Assigned task: Each line of the listing below should come back exactly as it is.

Data excerpts:
━━━━
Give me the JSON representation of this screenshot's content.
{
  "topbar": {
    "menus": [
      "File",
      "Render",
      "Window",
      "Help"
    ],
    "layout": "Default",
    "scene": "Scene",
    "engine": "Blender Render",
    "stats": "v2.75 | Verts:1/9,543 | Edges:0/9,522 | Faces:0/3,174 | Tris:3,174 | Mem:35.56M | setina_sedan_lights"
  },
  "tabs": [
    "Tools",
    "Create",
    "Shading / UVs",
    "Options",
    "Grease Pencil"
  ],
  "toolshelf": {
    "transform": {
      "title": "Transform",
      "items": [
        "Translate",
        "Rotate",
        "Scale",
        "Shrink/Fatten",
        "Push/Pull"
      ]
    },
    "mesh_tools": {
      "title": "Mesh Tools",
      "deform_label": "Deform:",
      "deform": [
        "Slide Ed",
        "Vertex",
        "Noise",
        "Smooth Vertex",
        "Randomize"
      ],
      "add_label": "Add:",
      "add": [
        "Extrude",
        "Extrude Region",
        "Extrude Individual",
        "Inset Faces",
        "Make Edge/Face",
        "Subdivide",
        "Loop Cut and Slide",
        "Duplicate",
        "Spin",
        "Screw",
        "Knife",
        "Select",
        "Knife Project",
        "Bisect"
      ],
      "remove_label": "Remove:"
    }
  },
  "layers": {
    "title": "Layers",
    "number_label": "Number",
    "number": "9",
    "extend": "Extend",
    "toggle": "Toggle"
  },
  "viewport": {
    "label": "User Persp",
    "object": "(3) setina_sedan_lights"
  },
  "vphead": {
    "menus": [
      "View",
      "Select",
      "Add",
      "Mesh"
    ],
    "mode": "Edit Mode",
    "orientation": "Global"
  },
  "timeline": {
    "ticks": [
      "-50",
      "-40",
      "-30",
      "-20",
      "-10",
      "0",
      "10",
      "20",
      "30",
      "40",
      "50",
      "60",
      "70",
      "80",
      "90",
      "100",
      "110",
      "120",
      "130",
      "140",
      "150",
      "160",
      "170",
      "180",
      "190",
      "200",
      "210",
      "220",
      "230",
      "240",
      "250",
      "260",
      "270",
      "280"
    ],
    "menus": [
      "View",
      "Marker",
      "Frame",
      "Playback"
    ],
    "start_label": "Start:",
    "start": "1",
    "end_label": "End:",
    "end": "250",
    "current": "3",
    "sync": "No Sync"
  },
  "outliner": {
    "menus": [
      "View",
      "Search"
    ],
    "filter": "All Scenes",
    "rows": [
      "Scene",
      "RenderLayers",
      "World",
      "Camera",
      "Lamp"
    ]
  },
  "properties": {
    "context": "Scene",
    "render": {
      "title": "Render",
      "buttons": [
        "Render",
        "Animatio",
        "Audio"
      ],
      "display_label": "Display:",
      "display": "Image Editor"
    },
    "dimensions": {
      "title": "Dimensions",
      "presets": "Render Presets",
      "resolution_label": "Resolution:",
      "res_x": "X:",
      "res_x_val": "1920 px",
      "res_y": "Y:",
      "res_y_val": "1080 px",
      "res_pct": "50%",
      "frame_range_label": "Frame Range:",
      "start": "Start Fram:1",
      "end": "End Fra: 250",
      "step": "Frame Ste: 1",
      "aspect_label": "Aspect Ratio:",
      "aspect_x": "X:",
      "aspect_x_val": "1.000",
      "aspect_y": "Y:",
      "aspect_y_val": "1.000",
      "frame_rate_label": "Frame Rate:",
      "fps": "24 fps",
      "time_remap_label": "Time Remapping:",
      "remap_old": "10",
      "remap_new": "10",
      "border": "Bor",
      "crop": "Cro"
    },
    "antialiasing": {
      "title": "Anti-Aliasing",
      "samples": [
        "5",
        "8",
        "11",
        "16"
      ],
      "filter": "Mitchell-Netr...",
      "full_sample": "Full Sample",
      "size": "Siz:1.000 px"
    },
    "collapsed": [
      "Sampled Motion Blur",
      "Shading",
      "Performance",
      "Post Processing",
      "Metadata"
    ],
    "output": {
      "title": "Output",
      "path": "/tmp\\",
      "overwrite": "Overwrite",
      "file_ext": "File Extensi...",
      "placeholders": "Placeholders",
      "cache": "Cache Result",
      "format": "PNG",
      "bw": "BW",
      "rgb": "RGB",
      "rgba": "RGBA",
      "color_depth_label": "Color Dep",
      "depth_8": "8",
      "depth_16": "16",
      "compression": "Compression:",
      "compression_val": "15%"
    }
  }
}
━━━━
Output for this exercise:
Give me the JSON representation of this screenshot's content.
{
  "topbar": {
    "menus": [
      "File",
      "Render",
      "Window",
      "Help"
    ],
    "layout": "Default",
    "scene": "Scene",
    "engine": "Blender Render",
    "stats": "v2.75 | Verts:1/9,543 | Edges:0/9,522 | Faces:0/3,174 | Tris:3,174 | Mem:35.56M | setina_sedan_lights"
  },
  "tabs": [
    "Tools",
    "Create",
    "Shading / UVs",
    "Options",
    "Grease Pencil"
  ],
  "toolshelf": {
    "transform": {
      "title": "Transform",
      "items": [
        "Translate",
        "Rotate",
        "Scale",
        "Shrink/Fatten",
        "Push/Pull"
      ]
    },
    "mesh_tools": {
      "title": "Mesh Tools",
      "deform_label": "Deform:",
      "deform": [
        "Slide Ed",
        "Vertex",
        "Noise",
        "Smooth Vertex",
        "Randomize"
      ],
      "add_label": "Add:",
      "add": [
        "Extrude",
        "Extrude Region",
        "Extrude Individual",
        "Inset Faces",
        "Make Edge/Face",
        "Subdivide",
        "Loop Cut and Slide",
        "Duplicate",
        "Spin",
        "Screw",
        "Knife",
        "Select",
        "Knife Project",
        "Bisect"
      ],
      "remove_label": "Remove:"
    }
  },
  "layers": {
    "title": "Layers",
    "number_label": "Number",
    "number": "9",
    "extend": "Extend",
    "toggle": "Toggle"
  },
  "viewport": {
    "label": "User Persp",
    "object": "(3) setina_sedan_lights"
  },
  "vphead": {
    "menus": [
      "View",
      "Select",
      "Add",
      "Mesh"
    ],
    "mode": "Edit Mode",
    "orientation": "Global"
  },
  "timeline": {
    "ticks": [
      "-50",
      "-40",
      "-30",
      "-20",
      "-10",
      "0",
      "10",
      "20",
      "30",
      "40",
      "50",
      "60",
      "70",
      "80",
      "90",
      "100",
      "110",
      "120",
      "130",
      "140",
      "150",
      "160",
      "170",
      "180",
      "190",
      "200",
      "210",
      "220",
      "230",
      "240",
      "250",
      "260",
      "270",
      "280"
    ],
    "menus": [
      "View",
      "Marker",
      "Frame",
      "Playback"
    ],
    "start_label": "Start:",
    "start": "1",
    "end_label": "End:",
    "end": "250",
    "current": "3",
    "sync": "No Sync"
  },
  "outliner": {
    "menus": [
      "View",
      "Search"
    ],
    "filter": "All Scenes",
    "rows": [
      "Scene",
      "RenderLayers",
      "World",
      "Camera",
      "Lamp"
    ]
  },
  "properties": {
    "context": "Scene",
    "render": {
      "title": "Render",
      "buttons": [
        "Render",
        "Animatio",
        "Audio"
      ],
      "display_label": "Display:",
      "display": "Image Editor"
    },
    "dimensions": {
      "title": "Dimensions",
      "presets": "Render Presets",
      "resolution_label": "Resolution:",
      "res_x": "X:",
      "res_x_val": "1920 px",
      "res_y": "Y:",
      "res_y_val": "1080 px",
      "res_pct": "50%",
      "frame_range_label": "Frame Range:",
      "start": "Start Fram:1",
      "end": "End Fra: 250",
      "step": "Frame Ste: 1",
      "aspect_label": "Aspect Ratio:",
      "aspect_x": "X:",
      "aspect_x_val": "1.000",
      "aspect_y": "Y:",
      "aspect_y_val": "1.000",
      "frame_rate_label": "Frame Rate:",
      "fps": "24 fps",
      "time_remap_label": "Time Remapping:",
      "remap_old": "10",
      "remap_new": "10",
      "border": "Bor",
      "crop": "Cro"
    },
    "antialiasing": {
      "title": "Anti-Aliasing",
      "samples": [
        "5",
        "8",
        "11",
        "16"
      ],
      "filter": "Mitchell-Netr...",
      "full_sample": "Full Sample",
      "size": "Siz:1.000 px"
    },
    "collapsed": [
      "Sampled Motion Blur",
      "Shading",
      "Performance",
      "Post Processing",
      "Metadata"
    ],
    "output": {
      "title": "Output",
      "path": "/tmp\\",
      "overwrite": "Overwrite",
      "file_ext": "File Extensi...",
      "placeholders": "Placeholders",
      "cache": "Cache Result",
      "format": "PNG",
      "bw": "BW",
      "rgb": "RGB",
      "rgba": "RGBA",
      "color_depth_label": "Color Dep",
      "depth_8": "8",
      "depth_16": "16",
      "compression": "Compression:",
      "compression_val": "15%"
    }
  }
}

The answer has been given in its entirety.